Interface dataset entries >>
-.-.-
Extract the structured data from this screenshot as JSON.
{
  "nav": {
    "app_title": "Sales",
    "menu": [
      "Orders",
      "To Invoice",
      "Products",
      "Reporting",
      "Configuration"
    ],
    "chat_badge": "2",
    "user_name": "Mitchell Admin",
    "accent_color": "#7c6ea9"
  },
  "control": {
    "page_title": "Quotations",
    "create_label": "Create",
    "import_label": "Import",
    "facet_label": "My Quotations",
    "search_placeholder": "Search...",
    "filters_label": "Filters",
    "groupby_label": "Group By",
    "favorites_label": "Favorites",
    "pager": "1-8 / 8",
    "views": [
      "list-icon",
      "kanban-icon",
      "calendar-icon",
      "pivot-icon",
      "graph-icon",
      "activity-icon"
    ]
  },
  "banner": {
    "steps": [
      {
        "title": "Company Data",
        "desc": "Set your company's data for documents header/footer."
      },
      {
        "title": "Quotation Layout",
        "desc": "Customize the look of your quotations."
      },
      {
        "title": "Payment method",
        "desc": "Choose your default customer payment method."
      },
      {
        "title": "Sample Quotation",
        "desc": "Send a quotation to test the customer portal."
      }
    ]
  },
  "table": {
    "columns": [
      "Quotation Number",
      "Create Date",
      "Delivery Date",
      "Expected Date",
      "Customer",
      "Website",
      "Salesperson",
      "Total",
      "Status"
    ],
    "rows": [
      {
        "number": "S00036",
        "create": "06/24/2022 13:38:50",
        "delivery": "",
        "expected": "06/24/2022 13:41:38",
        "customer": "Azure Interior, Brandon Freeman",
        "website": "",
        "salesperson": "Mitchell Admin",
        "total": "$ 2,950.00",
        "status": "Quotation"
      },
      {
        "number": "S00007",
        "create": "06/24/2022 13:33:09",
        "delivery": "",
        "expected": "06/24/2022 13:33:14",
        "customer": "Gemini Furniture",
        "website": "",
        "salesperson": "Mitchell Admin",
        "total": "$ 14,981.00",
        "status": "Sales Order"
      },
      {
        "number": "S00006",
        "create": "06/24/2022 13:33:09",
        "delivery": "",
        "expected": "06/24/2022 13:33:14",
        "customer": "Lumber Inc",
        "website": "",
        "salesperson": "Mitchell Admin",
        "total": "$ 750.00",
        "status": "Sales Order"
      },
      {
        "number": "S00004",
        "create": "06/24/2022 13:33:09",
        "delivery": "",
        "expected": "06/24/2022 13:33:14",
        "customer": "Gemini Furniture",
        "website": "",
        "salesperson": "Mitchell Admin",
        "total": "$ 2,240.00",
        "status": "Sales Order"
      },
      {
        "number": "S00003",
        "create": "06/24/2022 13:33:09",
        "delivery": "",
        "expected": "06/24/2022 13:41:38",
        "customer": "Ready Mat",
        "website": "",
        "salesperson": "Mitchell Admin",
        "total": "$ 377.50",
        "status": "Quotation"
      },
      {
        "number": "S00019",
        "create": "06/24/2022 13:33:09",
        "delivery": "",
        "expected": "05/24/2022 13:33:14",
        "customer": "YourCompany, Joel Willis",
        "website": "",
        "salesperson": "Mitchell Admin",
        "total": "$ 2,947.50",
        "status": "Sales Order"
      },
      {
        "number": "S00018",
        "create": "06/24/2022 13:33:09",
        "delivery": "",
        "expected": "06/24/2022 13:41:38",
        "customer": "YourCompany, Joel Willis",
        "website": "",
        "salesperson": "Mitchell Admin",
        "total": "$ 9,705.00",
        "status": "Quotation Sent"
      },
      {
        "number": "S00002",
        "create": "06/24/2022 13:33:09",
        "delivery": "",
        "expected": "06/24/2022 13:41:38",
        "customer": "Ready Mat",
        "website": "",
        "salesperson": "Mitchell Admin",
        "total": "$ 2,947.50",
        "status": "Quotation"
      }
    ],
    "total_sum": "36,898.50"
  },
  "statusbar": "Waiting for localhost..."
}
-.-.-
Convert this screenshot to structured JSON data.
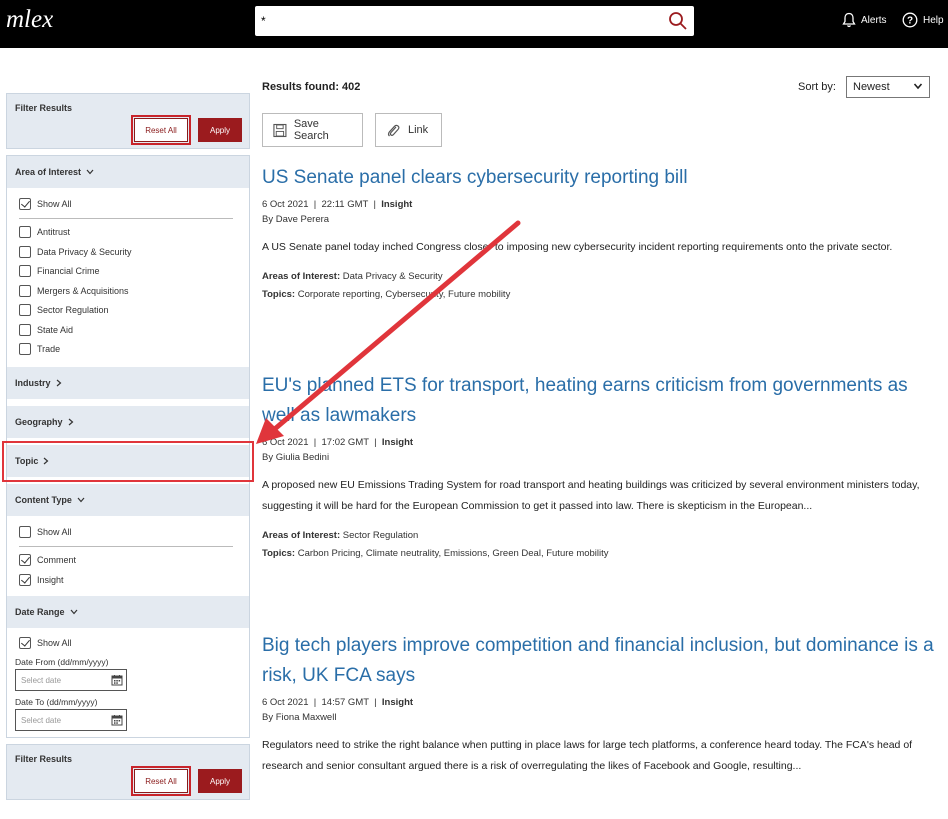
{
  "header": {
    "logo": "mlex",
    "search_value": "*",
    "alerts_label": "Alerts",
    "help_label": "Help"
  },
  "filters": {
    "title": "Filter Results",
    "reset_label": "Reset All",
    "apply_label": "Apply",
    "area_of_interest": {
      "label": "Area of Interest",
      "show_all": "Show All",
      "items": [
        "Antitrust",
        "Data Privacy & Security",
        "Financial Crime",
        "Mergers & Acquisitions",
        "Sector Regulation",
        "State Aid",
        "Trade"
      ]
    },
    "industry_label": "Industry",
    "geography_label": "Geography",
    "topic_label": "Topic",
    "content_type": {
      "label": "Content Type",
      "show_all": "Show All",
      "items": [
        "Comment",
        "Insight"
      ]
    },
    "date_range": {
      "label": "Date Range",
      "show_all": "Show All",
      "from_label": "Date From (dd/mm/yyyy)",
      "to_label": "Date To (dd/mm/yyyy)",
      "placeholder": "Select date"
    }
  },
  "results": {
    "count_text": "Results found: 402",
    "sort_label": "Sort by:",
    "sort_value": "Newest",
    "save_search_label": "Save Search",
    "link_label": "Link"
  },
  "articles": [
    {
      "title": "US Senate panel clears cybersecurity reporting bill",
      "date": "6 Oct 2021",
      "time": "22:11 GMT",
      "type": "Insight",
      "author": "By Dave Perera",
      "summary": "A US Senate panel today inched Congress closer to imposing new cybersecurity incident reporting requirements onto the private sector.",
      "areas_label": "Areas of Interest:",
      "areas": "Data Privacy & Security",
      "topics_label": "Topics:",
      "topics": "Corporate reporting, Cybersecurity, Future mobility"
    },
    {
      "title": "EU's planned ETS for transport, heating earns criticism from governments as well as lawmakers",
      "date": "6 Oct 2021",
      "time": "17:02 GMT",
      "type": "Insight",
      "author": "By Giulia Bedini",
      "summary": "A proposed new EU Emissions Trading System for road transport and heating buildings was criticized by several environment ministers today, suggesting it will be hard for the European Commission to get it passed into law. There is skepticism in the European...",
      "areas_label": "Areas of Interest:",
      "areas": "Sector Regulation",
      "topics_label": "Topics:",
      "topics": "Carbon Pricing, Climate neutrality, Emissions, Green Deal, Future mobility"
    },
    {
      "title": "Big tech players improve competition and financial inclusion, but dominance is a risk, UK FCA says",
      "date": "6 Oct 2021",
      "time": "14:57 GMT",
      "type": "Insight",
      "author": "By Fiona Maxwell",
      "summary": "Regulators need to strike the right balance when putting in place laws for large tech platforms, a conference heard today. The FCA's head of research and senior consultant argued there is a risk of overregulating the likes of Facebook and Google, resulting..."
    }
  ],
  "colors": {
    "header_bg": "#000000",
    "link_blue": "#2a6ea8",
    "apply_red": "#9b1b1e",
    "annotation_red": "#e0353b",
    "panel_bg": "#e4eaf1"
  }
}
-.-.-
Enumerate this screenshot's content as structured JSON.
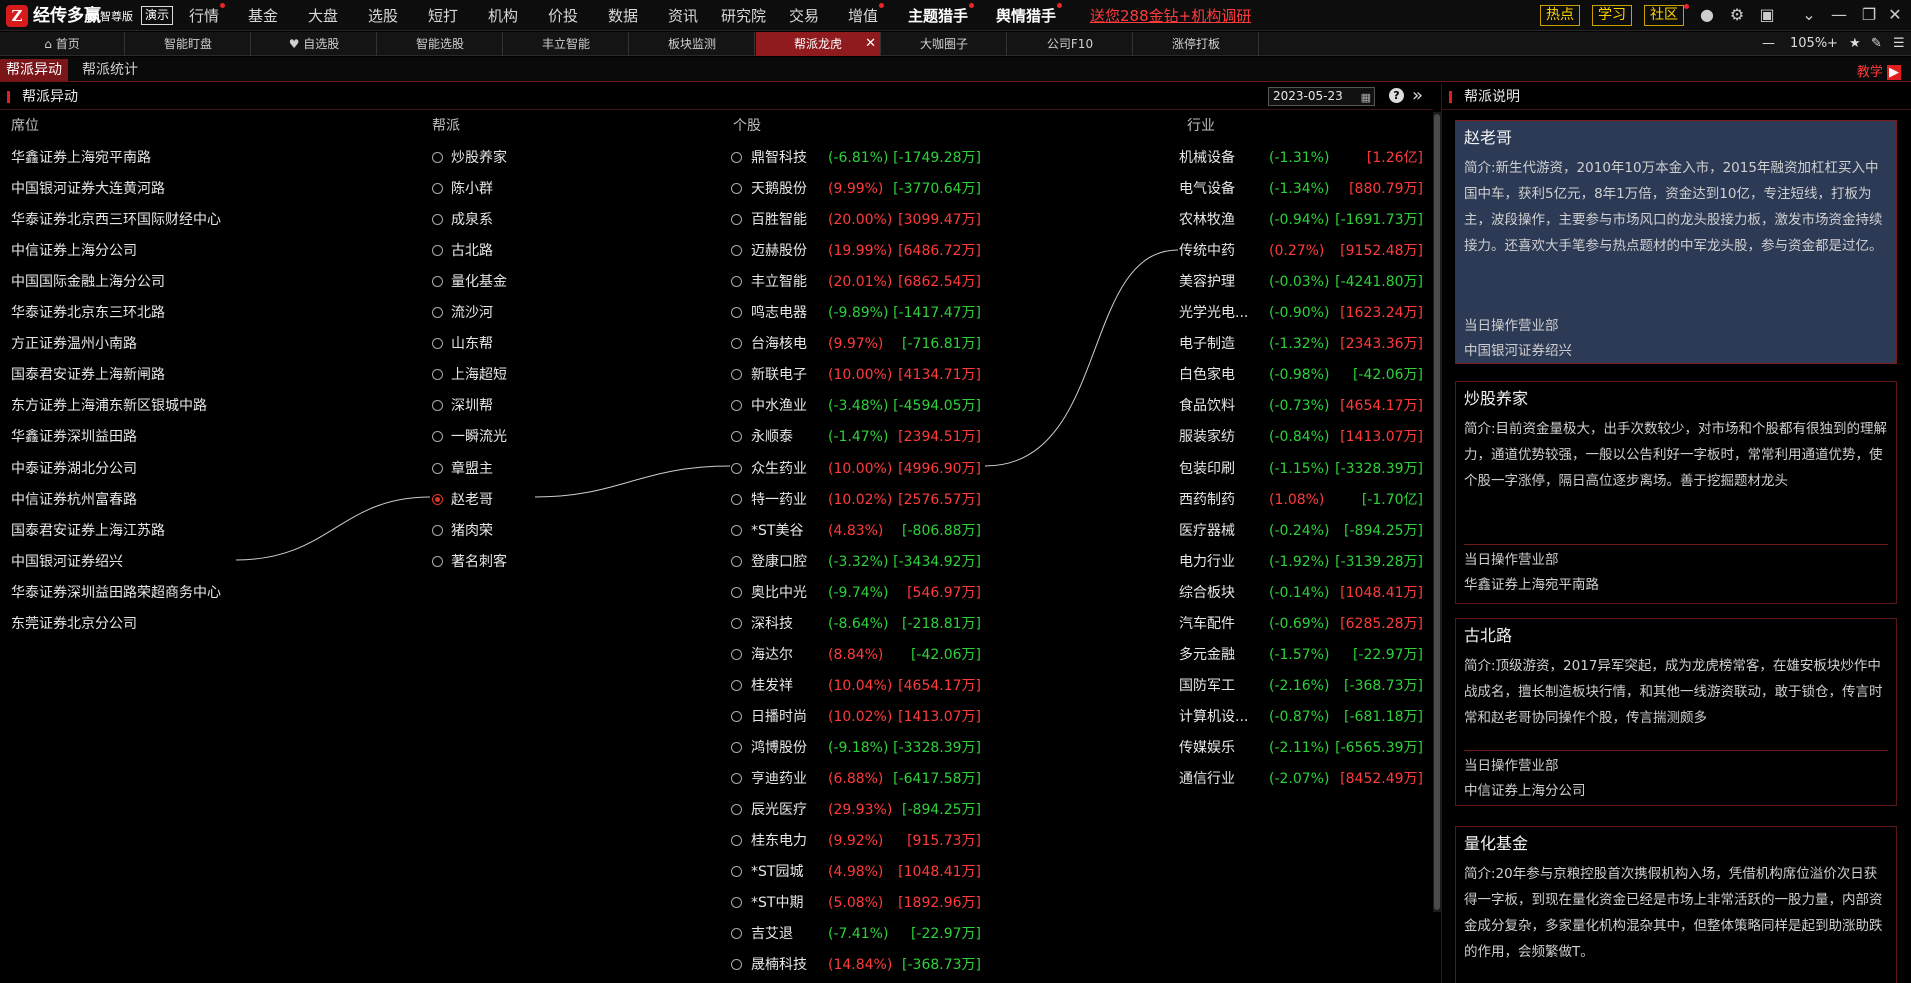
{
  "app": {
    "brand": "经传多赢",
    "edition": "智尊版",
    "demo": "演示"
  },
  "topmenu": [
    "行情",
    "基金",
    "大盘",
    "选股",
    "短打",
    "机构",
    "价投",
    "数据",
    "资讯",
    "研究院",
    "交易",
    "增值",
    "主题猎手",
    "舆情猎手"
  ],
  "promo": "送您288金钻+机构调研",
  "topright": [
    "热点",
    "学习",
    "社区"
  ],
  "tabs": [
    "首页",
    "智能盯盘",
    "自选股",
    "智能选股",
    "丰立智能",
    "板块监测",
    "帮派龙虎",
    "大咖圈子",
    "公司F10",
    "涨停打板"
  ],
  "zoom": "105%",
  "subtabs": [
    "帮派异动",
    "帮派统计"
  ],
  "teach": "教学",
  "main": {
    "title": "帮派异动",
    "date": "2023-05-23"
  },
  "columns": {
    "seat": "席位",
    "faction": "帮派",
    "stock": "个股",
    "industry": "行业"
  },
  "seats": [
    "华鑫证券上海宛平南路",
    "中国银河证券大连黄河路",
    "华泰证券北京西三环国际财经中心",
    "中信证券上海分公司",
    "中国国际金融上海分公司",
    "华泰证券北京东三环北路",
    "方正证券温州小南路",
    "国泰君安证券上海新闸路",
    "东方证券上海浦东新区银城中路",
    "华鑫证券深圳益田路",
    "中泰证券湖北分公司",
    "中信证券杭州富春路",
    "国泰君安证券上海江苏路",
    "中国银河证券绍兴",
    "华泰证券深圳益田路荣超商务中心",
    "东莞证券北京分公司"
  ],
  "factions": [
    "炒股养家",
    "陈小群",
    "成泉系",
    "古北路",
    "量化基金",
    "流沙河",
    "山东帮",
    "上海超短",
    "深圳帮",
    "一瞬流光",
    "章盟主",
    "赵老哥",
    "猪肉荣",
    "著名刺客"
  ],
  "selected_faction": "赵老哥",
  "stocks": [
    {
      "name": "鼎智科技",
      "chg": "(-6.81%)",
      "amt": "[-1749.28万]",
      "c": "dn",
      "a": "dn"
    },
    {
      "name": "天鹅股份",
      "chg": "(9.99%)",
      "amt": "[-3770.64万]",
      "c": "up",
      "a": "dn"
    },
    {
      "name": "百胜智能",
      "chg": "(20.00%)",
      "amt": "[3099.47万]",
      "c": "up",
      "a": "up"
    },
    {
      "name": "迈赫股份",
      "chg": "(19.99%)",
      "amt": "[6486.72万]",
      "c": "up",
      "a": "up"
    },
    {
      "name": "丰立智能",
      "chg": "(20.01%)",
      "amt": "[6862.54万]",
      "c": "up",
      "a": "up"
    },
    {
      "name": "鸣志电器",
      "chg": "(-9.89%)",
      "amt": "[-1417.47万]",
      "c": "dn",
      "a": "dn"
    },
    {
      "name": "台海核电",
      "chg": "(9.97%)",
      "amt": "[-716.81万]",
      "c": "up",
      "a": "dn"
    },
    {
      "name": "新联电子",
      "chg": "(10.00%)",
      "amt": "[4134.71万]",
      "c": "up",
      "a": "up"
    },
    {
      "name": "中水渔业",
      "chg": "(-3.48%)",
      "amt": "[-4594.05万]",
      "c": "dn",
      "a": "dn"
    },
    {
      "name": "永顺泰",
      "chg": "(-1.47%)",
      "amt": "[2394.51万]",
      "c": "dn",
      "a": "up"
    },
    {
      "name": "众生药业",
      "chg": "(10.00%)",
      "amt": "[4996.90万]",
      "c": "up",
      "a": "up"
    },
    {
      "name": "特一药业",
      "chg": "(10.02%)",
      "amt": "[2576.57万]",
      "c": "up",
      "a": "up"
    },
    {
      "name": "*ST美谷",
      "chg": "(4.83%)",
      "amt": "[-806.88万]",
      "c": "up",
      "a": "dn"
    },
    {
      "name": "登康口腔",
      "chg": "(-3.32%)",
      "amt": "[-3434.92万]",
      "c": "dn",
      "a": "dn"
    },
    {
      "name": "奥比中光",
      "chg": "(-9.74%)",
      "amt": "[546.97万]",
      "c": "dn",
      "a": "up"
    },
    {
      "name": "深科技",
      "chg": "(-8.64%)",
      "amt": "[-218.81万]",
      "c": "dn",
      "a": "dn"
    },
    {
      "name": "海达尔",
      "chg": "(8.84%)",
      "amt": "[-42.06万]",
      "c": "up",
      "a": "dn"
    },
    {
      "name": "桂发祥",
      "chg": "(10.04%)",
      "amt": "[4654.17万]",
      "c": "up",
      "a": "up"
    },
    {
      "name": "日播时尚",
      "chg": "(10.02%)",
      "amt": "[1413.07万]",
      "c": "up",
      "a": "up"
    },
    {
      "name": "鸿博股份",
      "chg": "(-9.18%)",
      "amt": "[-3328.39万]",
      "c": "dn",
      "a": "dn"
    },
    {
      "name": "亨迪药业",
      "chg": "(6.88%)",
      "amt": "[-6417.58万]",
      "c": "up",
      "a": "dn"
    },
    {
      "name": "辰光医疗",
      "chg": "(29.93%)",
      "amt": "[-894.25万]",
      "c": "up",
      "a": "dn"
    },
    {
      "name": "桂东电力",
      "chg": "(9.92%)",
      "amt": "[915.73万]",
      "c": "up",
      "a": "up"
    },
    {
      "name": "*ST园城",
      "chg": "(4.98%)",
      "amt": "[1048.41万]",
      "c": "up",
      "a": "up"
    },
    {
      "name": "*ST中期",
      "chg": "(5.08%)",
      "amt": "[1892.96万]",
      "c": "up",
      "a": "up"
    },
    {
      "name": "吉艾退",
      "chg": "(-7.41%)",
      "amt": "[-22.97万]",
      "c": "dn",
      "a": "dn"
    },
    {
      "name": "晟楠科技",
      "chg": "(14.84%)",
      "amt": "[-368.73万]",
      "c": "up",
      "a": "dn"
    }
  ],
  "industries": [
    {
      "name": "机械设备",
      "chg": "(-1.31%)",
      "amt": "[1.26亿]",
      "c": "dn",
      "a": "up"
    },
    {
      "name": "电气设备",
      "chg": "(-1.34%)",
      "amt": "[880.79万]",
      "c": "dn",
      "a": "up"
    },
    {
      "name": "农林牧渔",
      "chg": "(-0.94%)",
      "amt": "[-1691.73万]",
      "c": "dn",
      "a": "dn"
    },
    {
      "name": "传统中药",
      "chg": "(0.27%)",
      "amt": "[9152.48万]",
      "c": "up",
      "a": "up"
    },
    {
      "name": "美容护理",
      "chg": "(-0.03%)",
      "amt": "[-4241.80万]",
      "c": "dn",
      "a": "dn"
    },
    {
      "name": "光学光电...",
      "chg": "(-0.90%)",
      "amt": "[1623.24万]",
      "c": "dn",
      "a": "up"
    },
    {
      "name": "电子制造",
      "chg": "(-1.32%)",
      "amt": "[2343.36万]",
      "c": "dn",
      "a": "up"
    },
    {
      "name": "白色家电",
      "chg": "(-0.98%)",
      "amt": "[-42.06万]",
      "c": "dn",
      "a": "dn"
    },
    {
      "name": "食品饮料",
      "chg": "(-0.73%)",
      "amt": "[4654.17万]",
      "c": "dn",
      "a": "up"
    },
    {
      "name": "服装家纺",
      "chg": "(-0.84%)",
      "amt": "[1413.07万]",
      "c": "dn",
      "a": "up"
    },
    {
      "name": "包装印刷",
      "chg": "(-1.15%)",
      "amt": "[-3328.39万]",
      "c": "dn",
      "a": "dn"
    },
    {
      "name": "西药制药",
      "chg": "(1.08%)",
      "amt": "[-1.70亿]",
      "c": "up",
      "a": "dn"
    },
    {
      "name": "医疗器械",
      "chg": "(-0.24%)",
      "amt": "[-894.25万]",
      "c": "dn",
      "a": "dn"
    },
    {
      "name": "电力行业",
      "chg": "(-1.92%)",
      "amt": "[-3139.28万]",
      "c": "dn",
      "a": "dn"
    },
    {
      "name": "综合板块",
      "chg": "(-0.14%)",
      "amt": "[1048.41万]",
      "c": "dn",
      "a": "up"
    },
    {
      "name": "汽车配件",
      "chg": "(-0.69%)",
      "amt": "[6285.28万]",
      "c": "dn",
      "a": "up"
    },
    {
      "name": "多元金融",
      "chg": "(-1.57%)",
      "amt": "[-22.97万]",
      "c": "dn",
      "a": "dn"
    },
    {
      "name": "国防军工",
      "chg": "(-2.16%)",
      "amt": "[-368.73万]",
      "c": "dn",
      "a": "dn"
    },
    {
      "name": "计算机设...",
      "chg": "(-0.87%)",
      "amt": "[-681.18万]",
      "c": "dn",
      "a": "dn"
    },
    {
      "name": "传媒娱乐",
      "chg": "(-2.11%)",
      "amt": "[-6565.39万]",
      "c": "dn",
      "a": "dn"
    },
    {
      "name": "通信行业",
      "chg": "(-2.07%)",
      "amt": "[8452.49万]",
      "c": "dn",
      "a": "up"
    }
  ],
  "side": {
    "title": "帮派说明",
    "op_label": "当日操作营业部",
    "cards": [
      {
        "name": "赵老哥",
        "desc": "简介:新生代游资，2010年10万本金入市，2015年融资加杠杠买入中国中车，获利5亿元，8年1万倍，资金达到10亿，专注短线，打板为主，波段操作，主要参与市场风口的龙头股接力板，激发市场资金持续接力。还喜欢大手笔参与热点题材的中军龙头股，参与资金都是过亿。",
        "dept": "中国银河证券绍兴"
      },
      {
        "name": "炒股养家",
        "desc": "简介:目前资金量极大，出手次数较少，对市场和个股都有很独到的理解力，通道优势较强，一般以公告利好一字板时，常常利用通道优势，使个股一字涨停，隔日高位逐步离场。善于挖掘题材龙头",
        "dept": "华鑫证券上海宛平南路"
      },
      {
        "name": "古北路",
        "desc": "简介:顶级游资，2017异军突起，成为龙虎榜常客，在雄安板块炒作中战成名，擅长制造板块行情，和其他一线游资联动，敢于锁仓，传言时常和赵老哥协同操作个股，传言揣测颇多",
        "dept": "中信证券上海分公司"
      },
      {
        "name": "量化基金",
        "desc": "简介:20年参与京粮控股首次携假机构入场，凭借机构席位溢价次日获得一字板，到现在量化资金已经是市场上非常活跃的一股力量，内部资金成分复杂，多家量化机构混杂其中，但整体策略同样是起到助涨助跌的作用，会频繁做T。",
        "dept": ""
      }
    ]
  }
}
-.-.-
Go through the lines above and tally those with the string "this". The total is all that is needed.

3